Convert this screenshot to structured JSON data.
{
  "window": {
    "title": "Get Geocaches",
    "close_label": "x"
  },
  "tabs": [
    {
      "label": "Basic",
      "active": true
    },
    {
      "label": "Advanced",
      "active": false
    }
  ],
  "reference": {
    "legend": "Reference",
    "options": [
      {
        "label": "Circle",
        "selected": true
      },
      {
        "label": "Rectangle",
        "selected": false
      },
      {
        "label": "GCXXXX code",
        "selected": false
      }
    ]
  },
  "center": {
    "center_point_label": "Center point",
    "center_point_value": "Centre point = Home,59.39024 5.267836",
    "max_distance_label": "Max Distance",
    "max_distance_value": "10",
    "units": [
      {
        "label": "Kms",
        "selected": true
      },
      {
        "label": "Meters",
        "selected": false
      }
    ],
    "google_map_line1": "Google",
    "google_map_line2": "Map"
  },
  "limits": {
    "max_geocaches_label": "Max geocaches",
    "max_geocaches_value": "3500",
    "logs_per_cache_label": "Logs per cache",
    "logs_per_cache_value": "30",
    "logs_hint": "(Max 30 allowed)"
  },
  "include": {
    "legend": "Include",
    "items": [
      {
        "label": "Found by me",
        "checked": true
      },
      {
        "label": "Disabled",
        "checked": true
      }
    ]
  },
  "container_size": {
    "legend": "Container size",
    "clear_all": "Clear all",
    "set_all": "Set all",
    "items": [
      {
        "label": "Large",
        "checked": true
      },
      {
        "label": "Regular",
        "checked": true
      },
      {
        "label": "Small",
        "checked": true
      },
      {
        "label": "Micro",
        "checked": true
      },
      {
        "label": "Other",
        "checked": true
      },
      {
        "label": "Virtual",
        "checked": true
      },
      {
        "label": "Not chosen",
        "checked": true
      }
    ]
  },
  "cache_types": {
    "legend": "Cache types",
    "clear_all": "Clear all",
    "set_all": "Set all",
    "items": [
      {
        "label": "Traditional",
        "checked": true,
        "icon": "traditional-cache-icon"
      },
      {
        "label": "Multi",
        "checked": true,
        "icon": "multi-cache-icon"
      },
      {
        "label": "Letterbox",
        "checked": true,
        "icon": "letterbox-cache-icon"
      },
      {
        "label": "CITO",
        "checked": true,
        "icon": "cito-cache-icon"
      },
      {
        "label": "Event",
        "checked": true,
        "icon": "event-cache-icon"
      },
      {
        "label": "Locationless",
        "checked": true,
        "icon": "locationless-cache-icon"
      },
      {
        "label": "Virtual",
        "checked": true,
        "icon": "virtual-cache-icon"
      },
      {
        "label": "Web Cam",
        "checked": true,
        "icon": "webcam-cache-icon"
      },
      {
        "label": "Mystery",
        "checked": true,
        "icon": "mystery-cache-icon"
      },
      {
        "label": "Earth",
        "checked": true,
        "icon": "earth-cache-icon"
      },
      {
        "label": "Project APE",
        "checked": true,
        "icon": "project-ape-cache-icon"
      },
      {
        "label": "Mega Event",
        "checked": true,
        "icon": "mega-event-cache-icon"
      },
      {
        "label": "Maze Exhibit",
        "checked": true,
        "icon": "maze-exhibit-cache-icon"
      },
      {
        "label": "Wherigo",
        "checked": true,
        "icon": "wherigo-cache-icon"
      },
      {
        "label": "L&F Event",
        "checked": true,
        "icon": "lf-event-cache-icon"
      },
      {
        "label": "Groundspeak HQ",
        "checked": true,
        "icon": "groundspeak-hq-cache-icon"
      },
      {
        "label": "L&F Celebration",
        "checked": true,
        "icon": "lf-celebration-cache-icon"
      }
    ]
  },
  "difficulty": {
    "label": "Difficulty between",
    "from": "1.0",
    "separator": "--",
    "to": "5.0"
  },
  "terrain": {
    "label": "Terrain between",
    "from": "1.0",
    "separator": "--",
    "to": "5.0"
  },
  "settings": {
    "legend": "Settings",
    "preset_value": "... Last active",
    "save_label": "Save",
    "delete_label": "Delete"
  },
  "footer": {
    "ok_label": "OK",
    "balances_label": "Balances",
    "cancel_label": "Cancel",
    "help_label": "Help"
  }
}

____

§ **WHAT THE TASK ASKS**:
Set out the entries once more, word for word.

§ **EXERCISE OUTPUT**:
Convert this screenshot to structured JSON data.
{
  "window": {
    "title": "Get Geocaches",
    "close_label": "x"
  },
  "tabs": [
    {
      "label": "Basic",
      "active": true
    },
    {
      "label": "Advanced",
      "active": false
    }
  ],
  "reference": {
    "legend": "Reference",
    "options": [
      {
        "label": "Circle",
        "selected": true
      },
      {
        "label": "Rectangle",
        "selected": false
      },
      {
        "label": "GCXXXX code",
        "selected": false
      }
    ]
  },
  "center": {
    "center_point_label": "Center point",
    "center_point_value": "Centre point = Home,59.39024 5.267836",
    "max_distance_label": "Max Distance",
    "max_distance_value": "10",
    "units": [
      {
        "label": "Kms",
        "selected": true
      },
      {
        "label": "Meters",
        "selected": false
      }
    ],
    "google_map_line1": "Google",
    "google_map_line2": "Map"
  },
  "limits": {
    "max_geocaches_label": "Max geocaches",
    "max_geocaches_value": "3500",
    "logs_per_cache_label": "Logs per cache",
    "logs_per_cache_value": "30",
    "logs_hint": "(Max 30 allowed)"
  },
  "include": {
    "legend": "Include",
    "items": [
      {
        "label": "Found by me",
        "checked": true
      },
      {
        "label": "Disabled",
        "checked": true
      }
    ]
  },
  "container_size": {
    "legend": "Container size",
    "clear_all": "Clear all",
    "set_all": "Set all",
    "items": [
      {
        "label": "Large",
        "checked": true
      },
      {
        "label": "Regular",
        "checked": true
      },
      {
        "label": "Small",
        "checked": true
      },
      {
        "label": "Micro",
        "checked": true
      },
      {
        "label": "Other",
        "checked": true
      },
      {
        "label": "Virtual",
        "checked": true
      },
      {
        "label": "Not chosen",
        "checked": true
      }
    ]
  },
  "cache_types": {
    "legend": "Cache types",
    "clear_all": "Clear all",
    "set_all": "Set all",
    "items": [
      {
        "label": "Traditional",
        "checked": true,
        "icon": "traditional-cache-icon"
      },
      {
        "label": "Multi",
        "checked": true,
        "icon": "multi-cache-icon"
      },
      {
        "label": "Letterbox",
        "checked": true,
        "icon": "letterbox-cache-icon"
      },
      {
        "label": "CITO",
        "checked": true,
        "icon": "cito-cache-icon"
      },
      {
        "label": "Event",
        "checked": true,
        "icon": "event-cache-icon"
      },
      {
        "label": "Locationless",
        "checked": true,
        "icon": "locationless-cache-icon"
      },
      {
        "label": "Virtual",
        "checked": true,
        "icon": "virtual-cache-icon"
      },
      {
        "label": "Web Cam",
        "checked": true,
        "icon": "webcam-cache-icon"
      },
      {
        "label": "Mystery",
        "checked": true,
        "icon": "mystery-cache-icon"
      },
      {
        "label": "Earth",
        "checked": true,
        "icon": "earth-cache-icon"
      },
      {
        "label": "Project APE",
        "checked": true,
        "icon": "project-ape-cache-icon"
      },
      {
        "label": "Mega Event",
        "checked": true,
        "icon": "mega-event-cache-icon"
      },
      {
        "label": "Maze Exhibit",
        "checked": true,
        "icon": "maze-exhibit-cache-icon"
      },
      {
        "label": "Wherigo",
        "checked": true,
        "icon": "wherigo-cache-icon"
      },
      {
        "label": "L&F Event",
        "checked": true,
        "icon": "lf-event-cache-icon"
      },
      {
        "label": "Groundspeak HQ",
        "checked": true,
        "icon": "groundspeak-hq-cache-icon"
      },
      {
        "label": "L&F Celebration",
        "checked": true,
        "icon": "lf-celebration-cache-icon"
      }
    ]
  },
  "difficulty": {
    "label": "Difficulty between",
    "from": "1.0",
    "separator": "--",
    "to": "5.0"
  },
  "terrain": {
    "label": "Terrain between",
    "from": "1.0",
    "separator": "--",
    "to": "5.0"
  },
  "settings": {
    "legend": "Settings",
    "preset_value": "... Last active",
    "save_label": "Save",
    "delete_label": "Delete"
  },
  "footer": {
    "ok_label": "OK",
    "balances_label": "Balances",
    "cancel_label": "Cancel",
    "help_label": "Help"
  }
}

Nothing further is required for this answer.